- Iron Cross (1939)
- Front Flying Clasp of the Luftwaffe in Gold
- German Cross in Gold on 9 April 1942 as Leutnant in the I./JG 27
- Knight's Cross of the Iron Cross with Oak Leaves
- Spick 1996, pp. 3–4.
- Alman 1998, p. 197.
- Brown 2000, p. 83.
- Kurowski 1994, p. 136.
- Kurowski 1994, p. 138.
- C. Shores & C. Williams 1994, p.163
- Alman 1998, p. 206.
- Patzwall and Scherzer 2001, p. 453
- Scutts, 1994. pp. 32–33.
- Williamson 1989, p. 142.
- C. Shores & C. Williams 1994, p. 204.
- Mediterreanean Air war, C. Shores, Ian Allan Publications , 1974
- Thomas 1998, p. 343.
- Scherzer 2007, p. 716.
- Alman, Karl. Ritterkreuzträger des Afrikakorps (in German). Rastatt, Germany: VPM Verlagsunion Pabel Moewig, 1998. ISBN 3-8118-1457-5.
- Brown, Russell. Desert Warriors: Australian P-40 Pilots at War in the Middle East and North Africa, 1941-1943. Maryborough, Queensland, Australia: Banner Books, 2000. ISBN 1-875593-22-5.
- Bungay, Stephan. Alamein. London: Aurum Press, 2002. ISBN 1-85410-842-5.
- Fellgiebel, Walther-Peer (2000). Die Träger des Ritterkreuzes des Eisernen Kreuzes 1939-1945 (in German). Friedburg, Germany: Podzun-Pallas. ISBN 3-7909-0284-5.
- Patzwall, Klaus D. and Scherzer, Veit. Das Deutsche Kreuz 1941 - 1945 Geschichte und Inhaber Band II. Norderstedt, Germany: Verlag Klaus D. Patzwall, 2001. ISBN 3-931533-45-X.
- Kurowski, Franz. German Fighter Ace: Hans-Joachim Marseille: Star of Africa. Atglen, PA: Schiffer Military History, 1994. ISBN 0-88740-517-7.
- Scherzer, Veit (2007). Ritterkreuzträger 1939–1945 Die Inhaber des Ritterkreuzes des Eisernen Kreuzes 1939 von Heer, Luftwaffe, Kriegsmarine, Waffen-SS, Volkssturm sowie mit Deutschland verbündeter Streitkräfte nach den Unterlagen des Bundesarchives (in German). Jena, Germany: Scherzers Miltaer-Verlag. ISBN 978-3-938845-17-2.
- Scutts, Jerry. Bf 109 Aces of North Africa and the Mediterranean. London: Osprey Publishing, 1994. ISBN 1-85532-448-2.
- Shores, Christopher. Aces High – Volume 2: A Further Tribute to the Most Notable Fighter Aces of the British and Commonwealth Air Forces in World War II. London: Grub Street, 1999. ISBN 1-902304-03-9.
- Spick, Mike (1996). Luftwaffe Fighter Aces. New York: Ivy Books. ISBN 0-8041-1696-2.

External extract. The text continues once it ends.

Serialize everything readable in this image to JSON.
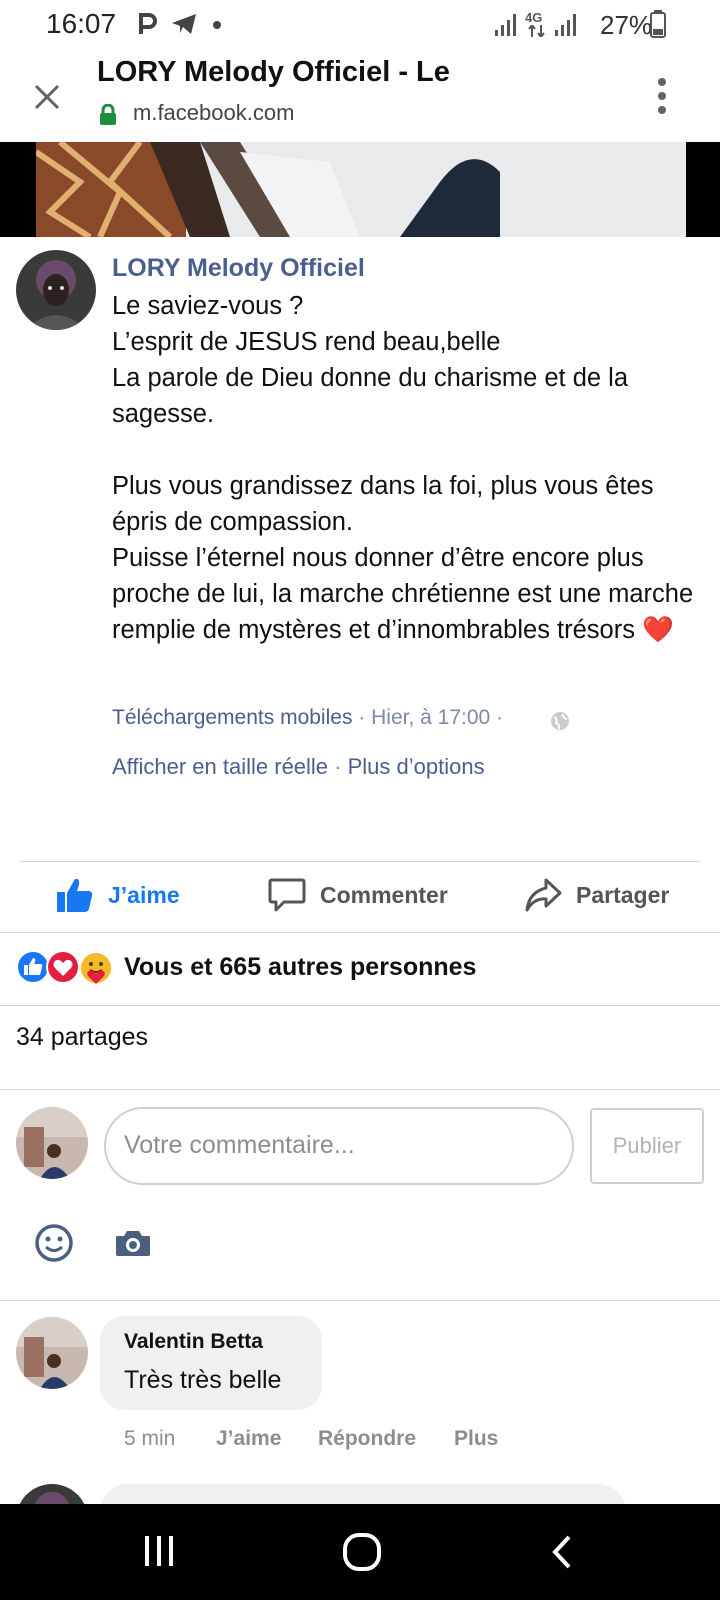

- Thomas, Franz (1998). Die Eichenlaubträger 1939–1945 Band 2: L–Z (in German). Osnabrück, Germany: Biblio-Verlag. ISBN 3-7648-2300-3.
- Weal, John. Jagdgeschwader 27 'Afrika'. London: Osprey Publishing, 2003. ISBN 1-84176-538-4.
- Williamson, Gordon & Bujeiro, Ramiro (2005). Knight's Cross and Oak Leaves Recipients 1941-45. Osprey Publishing Ltd. ISBN 1-84176-642-9.
- Williamson, Gordon. Aces of the Reich. London: Arms and Armour, 1989. ISBN 0-85368-986-5.
- Hans-Arnold Stahlschmidt @ Aces of the Luftwaffe
- Hans-Arnold Stahlschmidt @ Adlertag (German)
- Hans-Arnold Stahlschmidt @ Lexikon der Luftwaffe (German)